Cinema style age-ratings on music videos will become a permanent feature following a successful government pilot.
Major labels Sony Music, Universal Music and Warner Music will continue to send videos to the British Board of Film Classification (BBFC) before putting them online, with independent labels set to begin a six-month trial of the same scheme.
The government says the scheme will “protect children from viewing inappropriate videos on the internet”, with videos rated 18 not loading automatically on browsers.
Nic Jones, EVP International at Vevo, backed the move in a statement released today and said that the video streaming company “welcomes” the news.

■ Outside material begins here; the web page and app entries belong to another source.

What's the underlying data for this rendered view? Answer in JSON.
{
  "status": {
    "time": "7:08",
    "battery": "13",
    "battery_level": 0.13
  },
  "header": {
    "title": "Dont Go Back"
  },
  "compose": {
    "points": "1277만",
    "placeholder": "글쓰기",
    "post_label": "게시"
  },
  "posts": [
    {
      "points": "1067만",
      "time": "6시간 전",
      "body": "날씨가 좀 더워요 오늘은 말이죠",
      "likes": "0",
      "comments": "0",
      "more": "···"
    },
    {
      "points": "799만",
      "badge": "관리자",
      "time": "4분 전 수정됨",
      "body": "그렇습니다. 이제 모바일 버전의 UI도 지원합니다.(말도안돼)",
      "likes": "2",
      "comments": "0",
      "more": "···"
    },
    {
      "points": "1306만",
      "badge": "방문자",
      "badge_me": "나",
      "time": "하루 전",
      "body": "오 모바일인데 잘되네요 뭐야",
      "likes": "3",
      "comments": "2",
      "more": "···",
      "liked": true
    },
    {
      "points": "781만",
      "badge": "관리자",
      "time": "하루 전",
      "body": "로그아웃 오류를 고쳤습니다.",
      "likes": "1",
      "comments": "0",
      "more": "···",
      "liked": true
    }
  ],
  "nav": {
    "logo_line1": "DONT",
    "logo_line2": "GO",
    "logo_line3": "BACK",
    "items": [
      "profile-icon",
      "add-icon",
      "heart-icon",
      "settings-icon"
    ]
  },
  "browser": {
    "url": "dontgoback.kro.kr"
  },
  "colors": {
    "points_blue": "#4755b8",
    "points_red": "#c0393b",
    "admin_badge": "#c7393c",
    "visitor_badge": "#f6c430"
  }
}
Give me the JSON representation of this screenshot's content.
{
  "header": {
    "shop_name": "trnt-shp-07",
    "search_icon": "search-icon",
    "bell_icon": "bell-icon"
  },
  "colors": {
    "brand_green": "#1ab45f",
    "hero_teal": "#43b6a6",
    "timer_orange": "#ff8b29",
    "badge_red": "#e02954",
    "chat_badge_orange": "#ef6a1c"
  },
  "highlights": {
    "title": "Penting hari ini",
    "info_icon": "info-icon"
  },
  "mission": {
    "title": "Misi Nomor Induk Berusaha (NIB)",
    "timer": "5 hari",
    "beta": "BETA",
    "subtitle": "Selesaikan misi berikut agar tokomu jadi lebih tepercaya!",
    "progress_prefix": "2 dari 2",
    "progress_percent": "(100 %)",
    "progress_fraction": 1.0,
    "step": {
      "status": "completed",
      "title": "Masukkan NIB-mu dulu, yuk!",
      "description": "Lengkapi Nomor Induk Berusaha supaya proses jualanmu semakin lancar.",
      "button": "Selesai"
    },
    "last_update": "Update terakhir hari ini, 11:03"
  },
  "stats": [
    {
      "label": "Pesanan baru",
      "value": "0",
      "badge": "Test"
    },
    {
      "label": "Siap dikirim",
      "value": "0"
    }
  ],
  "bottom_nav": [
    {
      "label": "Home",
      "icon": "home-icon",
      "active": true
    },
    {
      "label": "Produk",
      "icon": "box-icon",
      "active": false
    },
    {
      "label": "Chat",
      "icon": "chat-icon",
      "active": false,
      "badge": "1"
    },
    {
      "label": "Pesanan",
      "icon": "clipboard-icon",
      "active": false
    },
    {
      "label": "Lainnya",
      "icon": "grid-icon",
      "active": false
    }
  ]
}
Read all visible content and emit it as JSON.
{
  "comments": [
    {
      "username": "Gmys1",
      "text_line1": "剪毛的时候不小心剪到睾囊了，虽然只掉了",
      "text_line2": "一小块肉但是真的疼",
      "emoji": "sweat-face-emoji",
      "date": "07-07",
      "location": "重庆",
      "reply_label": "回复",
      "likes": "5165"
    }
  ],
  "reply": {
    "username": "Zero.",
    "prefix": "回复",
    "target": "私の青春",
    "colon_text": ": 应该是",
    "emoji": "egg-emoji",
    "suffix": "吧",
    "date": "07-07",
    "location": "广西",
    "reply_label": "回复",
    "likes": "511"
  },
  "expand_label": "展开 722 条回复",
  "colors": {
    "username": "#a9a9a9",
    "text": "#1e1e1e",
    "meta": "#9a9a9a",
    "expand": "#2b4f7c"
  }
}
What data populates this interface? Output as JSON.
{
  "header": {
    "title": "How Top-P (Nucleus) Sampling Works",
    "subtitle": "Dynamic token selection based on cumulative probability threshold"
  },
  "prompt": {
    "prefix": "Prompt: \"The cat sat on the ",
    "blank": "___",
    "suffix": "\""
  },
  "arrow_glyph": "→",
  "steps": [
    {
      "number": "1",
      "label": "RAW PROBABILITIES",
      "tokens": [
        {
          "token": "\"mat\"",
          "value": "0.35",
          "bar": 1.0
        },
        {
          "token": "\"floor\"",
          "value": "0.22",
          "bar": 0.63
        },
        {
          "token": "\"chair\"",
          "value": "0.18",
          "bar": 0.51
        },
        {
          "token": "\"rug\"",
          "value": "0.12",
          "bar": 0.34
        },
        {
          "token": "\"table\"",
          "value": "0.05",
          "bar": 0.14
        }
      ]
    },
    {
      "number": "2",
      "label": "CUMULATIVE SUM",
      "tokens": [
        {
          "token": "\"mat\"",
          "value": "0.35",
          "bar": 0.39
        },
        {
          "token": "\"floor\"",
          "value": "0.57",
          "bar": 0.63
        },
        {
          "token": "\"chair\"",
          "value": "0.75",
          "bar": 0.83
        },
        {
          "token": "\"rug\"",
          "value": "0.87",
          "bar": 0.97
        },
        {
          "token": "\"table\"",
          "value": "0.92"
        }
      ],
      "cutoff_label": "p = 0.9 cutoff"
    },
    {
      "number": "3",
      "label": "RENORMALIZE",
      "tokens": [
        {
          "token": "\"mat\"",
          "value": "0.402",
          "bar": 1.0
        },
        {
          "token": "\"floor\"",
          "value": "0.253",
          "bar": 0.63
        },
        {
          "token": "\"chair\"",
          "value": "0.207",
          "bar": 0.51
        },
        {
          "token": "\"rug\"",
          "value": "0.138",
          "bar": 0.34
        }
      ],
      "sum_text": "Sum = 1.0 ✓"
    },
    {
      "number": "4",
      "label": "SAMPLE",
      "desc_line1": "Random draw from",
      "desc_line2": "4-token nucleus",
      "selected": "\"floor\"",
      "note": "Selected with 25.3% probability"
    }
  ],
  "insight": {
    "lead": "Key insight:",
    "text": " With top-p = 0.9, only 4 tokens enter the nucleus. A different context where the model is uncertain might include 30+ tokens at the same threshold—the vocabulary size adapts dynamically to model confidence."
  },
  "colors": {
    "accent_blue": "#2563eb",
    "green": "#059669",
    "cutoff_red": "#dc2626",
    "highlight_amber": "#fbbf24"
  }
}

“We are very pleased that the UK independent labels – such an important part of the UK music landscape will now be part of this scheme,” he said. “At Vevo we support artists and their creativity, however, we understand the importance and value that age ratings provide parents and music fans to help inform their viewing, enabling them to make choices about what content they wish to watch.
“Vevo will be working with the BBFC as the scheme rolls out to make sure that age ratings are displayed in the most effective way on our platform, to provide the necessary guidance for audiences in a clear way.”
Meanwhile, British Phonographic Industry (BPI) chief executive Geoff Taylor also welcomed the introduction of the scheme.
“Britain is a world leader in making exciting and original music, in part because our artists have a freedom to express themselves that we rightly cherish,” he said.
He added: “While we must continue to uphold this principle, it is equally important that music videos are broadcast in a responsible way and that parents are given the tools to make more informed viewing decisions on behalf of their families.”
An initial trial of the age certificates was first introduced in 2014. 132 videos were submmitted to the BBFC with just one, Dizzee Rascal’s ‘Couple Of Stacks’, rated 18. That video can be seen above and features Dizzee Rascal violently murdering people with a samurai sword.
Of the 132 videos submitted to the BBFC so far, 56 are rated 12 and a further 53 classified 15.